International internships provide amazing value to gain professional experience, international and cultural competency, greater perspective, and opportunities to build a diverse network of contacts. The experience will allow you to be more adaptable in global trends of engineering and the job market.
Finding international employment is like any job search, the more preparation – the better the results. You have many options to take advantage of as a Watson School student, so make sure to explore the various options and find which experience is right for you.
Provided below are some things to think about to make the outcomes of your experience LAST:
L- Language/Country/Religion: Do you have any language skills you hope to use or learn? A target country or religion you hope to experience or learn more about? Do you have any past international experience that can help you with the decision of where you want to go now?
A- Area of Expertise: What type of work do you hope to do? What is your area of interest?
S- Skills: What engineering skills or work/research do you have? Do you wish to have direct engineering experience or other types of experience? Would you work be more volunteer-based/service-based or do you want a business internship?
T- Timing: How much time do you want to spend abroad? Do you have enough time planned for the arrangements including visas, preparation, and travel?
Here are some other things you'll need to get started:
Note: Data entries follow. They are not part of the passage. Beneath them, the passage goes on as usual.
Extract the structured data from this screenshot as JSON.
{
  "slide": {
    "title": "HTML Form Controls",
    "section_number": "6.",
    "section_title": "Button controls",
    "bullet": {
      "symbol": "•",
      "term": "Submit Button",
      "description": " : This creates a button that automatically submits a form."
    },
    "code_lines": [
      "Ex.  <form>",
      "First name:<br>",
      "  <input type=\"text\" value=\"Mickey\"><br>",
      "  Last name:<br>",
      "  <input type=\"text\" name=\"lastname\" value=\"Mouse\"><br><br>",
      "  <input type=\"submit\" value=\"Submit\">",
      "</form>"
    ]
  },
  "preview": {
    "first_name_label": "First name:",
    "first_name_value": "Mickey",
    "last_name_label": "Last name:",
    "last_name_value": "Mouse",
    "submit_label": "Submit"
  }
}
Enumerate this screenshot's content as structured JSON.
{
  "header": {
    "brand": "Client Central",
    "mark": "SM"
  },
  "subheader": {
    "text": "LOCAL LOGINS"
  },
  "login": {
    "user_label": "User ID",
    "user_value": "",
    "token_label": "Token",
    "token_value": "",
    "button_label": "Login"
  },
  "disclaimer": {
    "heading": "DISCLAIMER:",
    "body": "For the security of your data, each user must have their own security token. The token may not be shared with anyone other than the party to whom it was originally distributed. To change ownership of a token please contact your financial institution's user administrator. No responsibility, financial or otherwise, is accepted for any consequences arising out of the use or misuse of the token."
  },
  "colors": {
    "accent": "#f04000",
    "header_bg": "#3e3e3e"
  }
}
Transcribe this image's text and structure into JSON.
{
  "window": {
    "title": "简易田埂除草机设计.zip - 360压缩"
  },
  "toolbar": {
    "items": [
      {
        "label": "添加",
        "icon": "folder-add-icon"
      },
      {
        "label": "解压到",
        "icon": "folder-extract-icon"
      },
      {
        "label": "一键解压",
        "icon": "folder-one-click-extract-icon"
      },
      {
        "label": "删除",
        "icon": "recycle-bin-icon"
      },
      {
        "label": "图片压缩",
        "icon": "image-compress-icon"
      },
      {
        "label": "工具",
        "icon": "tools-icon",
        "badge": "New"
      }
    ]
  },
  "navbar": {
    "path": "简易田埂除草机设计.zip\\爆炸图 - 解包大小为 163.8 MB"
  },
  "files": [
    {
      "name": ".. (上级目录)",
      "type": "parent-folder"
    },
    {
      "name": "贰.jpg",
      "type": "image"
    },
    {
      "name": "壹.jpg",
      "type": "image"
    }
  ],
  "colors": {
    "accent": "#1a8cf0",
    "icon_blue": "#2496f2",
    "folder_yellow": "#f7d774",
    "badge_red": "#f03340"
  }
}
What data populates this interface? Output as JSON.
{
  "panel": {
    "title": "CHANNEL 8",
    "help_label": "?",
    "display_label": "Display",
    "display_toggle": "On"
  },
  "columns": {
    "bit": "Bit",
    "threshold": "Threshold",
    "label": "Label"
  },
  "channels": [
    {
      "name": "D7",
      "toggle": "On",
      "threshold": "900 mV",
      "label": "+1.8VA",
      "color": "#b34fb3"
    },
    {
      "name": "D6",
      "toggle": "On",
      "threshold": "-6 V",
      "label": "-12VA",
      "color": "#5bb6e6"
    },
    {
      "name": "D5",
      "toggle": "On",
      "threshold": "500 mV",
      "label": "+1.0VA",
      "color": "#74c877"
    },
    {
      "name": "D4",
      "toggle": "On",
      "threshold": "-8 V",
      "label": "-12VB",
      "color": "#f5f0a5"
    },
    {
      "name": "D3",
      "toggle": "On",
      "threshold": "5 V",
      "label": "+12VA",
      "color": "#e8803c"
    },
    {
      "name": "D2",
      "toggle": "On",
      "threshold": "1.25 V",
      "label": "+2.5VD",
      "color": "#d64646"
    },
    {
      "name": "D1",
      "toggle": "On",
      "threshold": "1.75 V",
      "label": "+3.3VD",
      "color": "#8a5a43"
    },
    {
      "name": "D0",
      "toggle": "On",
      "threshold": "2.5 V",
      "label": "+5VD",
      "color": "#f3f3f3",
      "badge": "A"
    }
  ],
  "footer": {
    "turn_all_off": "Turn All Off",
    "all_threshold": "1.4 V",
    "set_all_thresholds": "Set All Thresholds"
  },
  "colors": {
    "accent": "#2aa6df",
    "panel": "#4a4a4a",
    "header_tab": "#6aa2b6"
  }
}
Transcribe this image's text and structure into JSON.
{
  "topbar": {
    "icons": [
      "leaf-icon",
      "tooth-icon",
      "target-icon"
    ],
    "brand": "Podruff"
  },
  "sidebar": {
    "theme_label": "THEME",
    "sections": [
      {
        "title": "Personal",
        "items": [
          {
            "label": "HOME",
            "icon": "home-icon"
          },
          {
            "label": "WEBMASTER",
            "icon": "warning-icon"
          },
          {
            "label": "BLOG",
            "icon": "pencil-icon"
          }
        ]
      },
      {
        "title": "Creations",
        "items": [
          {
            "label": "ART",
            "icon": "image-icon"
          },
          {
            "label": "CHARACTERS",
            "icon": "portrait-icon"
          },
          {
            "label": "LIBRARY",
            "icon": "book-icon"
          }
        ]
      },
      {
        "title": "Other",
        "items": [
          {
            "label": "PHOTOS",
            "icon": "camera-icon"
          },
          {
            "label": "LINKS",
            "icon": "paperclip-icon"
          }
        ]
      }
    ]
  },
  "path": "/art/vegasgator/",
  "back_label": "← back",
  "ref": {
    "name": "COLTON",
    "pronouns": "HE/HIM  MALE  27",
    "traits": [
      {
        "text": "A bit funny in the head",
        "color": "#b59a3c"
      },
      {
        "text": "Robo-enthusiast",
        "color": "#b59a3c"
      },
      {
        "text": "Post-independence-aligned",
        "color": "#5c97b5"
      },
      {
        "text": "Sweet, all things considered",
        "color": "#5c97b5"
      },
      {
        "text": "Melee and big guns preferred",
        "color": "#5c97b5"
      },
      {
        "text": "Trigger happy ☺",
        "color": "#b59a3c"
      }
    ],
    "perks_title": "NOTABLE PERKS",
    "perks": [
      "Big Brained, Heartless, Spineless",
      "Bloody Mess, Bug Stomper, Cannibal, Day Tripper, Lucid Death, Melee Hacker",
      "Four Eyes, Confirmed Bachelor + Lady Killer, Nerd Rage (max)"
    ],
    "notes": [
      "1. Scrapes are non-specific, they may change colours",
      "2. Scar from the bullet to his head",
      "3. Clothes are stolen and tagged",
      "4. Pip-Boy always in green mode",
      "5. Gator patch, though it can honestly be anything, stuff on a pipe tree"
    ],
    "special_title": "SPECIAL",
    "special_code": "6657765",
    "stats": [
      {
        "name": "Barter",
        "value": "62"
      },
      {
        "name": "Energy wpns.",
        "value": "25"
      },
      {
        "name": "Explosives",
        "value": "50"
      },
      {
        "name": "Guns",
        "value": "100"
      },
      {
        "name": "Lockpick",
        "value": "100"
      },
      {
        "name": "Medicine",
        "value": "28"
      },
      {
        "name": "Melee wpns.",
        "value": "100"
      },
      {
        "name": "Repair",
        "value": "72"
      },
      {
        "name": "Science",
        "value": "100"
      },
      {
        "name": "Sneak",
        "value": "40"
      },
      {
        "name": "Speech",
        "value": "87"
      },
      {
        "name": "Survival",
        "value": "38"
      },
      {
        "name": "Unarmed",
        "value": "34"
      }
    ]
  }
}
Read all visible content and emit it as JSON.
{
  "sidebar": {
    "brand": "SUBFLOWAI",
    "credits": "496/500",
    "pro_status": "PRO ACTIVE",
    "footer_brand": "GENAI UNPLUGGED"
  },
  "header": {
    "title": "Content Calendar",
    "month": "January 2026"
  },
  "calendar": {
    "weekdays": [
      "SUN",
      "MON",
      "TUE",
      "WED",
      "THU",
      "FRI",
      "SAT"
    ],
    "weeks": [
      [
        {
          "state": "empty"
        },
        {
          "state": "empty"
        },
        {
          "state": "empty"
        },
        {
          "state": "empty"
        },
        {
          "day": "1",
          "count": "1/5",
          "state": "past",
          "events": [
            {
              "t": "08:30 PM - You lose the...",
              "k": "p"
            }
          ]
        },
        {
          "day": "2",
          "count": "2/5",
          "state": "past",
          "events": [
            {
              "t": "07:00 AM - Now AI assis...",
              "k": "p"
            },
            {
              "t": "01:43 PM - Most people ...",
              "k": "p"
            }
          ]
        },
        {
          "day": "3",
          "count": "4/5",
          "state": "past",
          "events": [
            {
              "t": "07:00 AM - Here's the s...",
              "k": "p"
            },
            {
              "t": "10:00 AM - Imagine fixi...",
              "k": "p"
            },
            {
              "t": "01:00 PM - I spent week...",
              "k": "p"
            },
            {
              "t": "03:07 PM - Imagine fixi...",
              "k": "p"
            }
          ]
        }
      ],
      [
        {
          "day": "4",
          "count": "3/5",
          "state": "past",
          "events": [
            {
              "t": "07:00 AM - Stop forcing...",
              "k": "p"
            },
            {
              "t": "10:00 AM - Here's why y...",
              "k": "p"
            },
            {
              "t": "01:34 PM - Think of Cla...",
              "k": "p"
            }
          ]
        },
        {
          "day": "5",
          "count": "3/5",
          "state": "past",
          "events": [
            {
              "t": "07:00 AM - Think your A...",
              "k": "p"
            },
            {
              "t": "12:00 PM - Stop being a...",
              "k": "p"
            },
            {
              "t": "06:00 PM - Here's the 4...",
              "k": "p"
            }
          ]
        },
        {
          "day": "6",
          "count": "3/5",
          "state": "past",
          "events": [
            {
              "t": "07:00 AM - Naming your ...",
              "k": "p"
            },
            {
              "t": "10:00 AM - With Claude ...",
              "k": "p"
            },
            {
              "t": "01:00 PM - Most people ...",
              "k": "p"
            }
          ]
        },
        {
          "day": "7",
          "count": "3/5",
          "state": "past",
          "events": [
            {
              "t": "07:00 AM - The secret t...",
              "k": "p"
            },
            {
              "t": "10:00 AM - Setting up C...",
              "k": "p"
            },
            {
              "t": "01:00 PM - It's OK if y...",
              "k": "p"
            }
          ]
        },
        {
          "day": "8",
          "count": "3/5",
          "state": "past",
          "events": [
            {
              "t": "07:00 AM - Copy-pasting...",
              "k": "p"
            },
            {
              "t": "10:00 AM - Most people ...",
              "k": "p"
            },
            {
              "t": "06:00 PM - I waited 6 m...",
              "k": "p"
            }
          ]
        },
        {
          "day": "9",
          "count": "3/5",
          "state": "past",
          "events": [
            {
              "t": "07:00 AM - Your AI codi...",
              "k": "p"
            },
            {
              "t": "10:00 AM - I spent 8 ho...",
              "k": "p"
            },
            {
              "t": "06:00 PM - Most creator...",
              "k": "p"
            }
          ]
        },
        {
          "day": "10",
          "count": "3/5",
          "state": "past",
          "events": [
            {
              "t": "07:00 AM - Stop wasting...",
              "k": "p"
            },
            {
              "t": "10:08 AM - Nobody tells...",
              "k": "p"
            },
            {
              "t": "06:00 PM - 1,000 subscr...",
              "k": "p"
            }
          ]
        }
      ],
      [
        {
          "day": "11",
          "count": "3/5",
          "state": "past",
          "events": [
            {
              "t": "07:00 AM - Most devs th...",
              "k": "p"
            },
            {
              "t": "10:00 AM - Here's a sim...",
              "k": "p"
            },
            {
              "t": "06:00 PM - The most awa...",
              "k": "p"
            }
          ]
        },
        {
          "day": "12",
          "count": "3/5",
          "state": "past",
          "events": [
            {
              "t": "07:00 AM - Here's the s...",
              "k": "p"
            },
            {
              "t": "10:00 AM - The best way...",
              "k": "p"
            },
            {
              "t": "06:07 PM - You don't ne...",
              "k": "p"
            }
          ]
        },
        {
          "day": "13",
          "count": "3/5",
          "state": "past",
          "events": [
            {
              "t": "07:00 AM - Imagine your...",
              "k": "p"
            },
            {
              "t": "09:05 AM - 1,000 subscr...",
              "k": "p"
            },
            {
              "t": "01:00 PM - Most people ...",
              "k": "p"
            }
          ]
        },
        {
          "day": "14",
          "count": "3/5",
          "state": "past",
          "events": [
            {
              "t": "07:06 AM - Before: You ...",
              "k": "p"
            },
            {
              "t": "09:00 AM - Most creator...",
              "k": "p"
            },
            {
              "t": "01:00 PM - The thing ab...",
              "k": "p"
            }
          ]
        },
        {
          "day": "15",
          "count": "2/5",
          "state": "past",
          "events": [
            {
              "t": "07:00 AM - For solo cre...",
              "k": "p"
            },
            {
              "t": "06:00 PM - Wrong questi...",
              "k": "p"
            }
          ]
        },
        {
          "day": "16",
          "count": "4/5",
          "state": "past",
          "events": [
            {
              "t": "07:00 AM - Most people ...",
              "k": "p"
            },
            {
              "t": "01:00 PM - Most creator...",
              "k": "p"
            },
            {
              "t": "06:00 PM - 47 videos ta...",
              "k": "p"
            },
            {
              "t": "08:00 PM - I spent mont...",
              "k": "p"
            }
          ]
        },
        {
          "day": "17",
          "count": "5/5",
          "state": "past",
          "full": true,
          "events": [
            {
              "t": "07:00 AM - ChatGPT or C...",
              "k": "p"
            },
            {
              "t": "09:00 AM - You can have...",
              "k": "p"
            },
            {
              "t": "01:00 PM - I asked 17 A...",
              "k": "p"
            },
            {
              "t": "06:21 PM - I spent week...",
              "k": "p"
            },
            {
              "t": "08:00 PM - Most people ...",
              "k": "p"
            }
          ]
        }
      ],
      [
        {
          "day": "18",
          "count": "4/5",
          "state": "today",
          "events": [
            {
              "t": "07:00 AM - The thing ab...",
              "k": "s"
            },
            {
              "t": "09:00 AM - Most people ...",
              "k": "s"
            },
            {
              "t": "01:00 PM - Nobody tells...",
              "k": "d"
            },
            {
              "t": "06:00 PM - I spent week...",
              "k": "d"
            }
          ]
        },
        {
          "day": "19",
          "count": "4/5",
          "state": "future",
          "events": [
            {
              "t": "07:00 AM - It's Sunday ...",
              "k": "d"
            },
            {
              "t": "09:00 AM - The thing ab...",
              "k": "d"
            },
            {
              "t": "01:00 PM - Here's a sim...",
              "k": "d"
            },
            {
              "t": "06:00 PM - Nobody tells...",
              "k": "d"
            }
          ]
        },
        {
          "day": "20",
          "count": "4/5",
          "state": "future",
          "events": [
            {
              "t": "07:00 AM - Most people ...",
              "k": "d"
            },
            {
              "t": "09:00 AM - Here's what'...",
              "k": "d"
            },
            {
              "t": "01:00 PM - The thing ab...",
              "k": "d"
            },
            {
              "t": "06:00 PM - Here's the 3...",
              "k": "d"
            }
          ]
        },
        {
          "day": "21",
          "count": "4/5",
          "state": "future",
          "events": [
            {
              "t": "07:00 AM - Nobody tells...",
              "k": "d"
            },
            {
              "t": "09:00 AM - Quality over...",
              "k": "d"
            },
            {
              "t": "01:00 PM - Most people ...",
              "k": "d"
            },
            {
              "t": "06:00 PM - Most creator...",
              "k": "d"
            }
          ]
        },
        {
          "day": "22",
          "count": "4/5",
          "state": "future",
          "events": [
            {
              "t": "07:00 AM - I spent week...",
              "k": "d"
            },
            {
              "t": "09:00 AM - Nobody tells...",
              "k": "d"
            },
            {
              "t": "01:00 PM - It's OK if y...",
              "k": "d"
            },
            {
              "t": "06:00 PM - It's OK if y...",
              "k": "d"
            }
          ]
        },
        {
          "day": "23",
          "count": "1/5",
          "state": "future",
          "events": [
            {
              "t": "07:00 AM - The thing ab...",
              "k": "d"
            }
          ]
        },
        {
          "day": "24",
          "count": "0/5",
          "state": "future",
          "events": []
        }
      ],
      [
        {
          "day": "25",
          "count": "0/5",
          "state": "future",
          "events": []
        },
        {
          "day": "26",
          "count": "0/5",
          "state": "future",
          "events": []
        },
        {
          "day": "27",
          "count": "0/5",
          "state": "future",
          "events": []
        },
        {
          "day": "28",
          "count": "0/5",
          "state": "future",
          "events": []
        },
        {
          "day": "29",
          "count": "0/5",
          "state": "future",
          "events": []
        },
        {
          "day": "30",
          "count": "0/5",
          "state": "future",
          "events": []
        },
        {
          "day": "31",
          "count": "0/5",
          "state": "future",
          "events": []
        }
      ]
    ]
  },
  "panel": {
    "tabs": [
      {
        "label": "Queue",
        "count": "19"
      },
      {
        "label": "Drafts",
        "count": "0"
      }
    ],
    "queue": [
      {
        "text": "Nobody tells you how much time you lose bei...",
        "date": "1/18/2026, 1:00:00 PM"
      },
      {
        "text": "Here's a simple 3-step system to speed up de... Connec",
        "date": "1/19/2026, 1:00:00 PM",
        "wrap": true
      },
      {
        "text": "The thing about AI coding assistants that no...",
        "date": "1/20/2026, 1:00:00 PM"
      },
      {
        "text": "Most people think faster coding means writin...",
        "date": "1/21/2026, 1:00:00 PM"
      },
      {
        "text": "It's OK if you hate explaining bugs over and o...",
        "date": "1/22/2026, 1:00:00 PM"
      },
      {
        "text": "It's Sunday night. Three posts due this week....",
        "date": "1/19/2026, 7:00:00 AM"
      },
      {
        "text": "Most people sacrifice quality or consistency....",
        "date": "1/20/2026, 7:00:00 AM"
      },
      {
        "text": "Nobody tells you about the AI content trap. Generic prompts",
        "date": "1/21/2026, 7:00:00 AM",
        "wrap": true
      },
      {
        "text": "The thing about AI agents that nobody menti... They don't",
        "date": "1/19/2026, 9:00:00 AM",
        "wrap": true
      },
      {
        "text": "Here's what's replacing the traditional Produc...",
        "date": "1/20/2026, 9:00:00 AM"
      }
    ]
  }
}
If you have interest in any international opportunities you need to have your passport ready! This means if you don't have one or if yours will be expiring soon, you need to apply now. Passports are good for 10 years for adults. Most countries you visit will require a passport to be valid for a period of six months after the date of arrival, even if you only plan to stay a short time. A passport is a worthwhile investment and it pays to start planning early. Here's where you can apply: http://travel.state.gov/passport/get/first/first_830.html
A résumé is sometimes known as a Curriculum Vitae or CV in other countries, whereas
in the US a CV is almost always reserved for academic resumes. The type of CV provided
for international positions will largely depend on the internship you're trying obtain.
In order to market your full potential to potential employers, you must have a strong résumé or CV. The Binghamton University Fleishman Center for Career and Professional Development quick-reference guides, and the Watson Career and Alumni Connections reference guide page will help provide you with tips to develop your resume or CV.
Understanding of Logistics
Planning is truly essential in an international internship experience. One must think about location specific visa and employment requirements, finances, passport processing, travel and living, as well as the timing of submitting your application to the first day of work. Make sure you budget time and planning to accomplish each step since visas, work permits, and passport processing time frames can vary depending on the demand at the time. The OIP website provides information on other things you'll need to think about during your stay abroad regarding health and safety considerations before your departure. You can also browse websites provided in the Useful Resources section.
Be sure to contact International Career and Alumni Connections (Amanda Bailor) and the Office of International Programs once you have decided which options you would like to pursue.